As we all know, a few species of snakes swallow rodents as a whole. My question is what happens to the teeth and bones of these animals? Won't they cut into the flesh of the snake and hurt it? Are the digestive acids strong enough to dissolve bones and teeth? Even so, I'm sure the process takes time, and during this period won't the snake get injured?
Almost everything the snake eats is completely digested. They have a very efficient digestive system. Things that wouldn't be digested would be the rodent's claws and hair and feathers of birds. And during digestion, the snake's intestines go into overdrive mode and expand when necessary. When the snake isn't eating, the intestines are usually dormant.

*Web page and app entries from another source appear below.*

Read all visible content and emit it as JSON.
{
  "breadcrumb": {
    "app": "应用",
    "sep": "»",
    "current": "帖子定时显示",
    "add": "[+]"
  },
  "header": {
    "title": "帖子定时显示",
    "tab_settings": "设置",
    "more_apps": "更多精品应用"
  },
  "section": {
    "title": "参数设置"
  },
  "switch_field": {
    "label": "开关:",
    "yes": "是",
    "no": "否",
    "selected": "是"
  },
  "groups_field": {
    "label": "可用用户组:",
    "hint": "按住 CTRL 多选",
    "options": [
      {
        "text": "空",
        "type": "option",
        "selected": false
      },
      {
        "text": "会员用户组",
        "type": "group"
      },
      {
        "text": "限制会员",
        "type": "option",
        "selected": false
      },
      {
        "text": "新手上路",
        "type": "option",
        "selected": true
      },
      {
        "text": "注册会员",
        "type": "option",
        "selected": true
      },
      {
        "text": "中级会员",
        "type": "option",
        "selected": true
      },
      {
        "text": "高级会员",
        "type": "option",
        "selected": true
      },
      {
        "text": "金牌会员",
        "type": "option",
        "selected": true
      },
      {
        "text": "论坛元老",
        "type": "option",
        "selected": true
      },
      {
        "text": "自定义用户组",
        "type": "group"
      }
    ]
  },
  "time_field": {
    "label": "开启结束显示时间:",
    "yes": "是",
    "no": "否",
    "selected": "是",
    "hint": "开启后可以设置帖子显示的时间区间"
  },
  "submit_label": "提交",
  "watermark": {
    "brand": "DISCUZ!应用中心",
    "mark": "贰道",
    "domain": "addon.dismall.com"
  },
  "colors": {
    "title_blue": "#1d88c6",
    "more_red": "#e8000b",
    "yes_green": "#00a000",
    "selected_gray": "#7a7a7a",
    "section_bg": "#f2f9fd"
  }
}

If something goes wrong though, or if the snake is threatened, the snake regurgitates everything in order to increase its mobility.
Owing to their narrow structure, no chewing mechanism nor limbs, a snake has to swallow its prey as a whole. In fact, their success and diversity is partly due to their ability to swallow prey relatively larger than their own body size. So inevitably, they need to process the parts like teeth, bones, exoskeleton and things of such nature.
Snake saliva not only eases swallowing by lubrication, but also contains powerful enzymes to break down tissues and even egg shells. But snakes generally cannot digest keratin (claws, hair) or chitin (arthropod exoskeleton). Many prey are covered with tough hide and if a snake relied solely on its digestive juices, it would take a long to time to get through to the nutrients. So this is speeded up by snake venom. Venom not only immobilises prey but also starts digesting the prey from the inside. A study showed that when a fer-de-lance (Bothrops asper) is deprived of its venom it took 12 days to digest a rat instead of the usual 2-3 days.
However, there is no consensus among different theories arguing the utility of a snake's venom. The above mentioned opinion is based on digestion hypothesis of venom utility.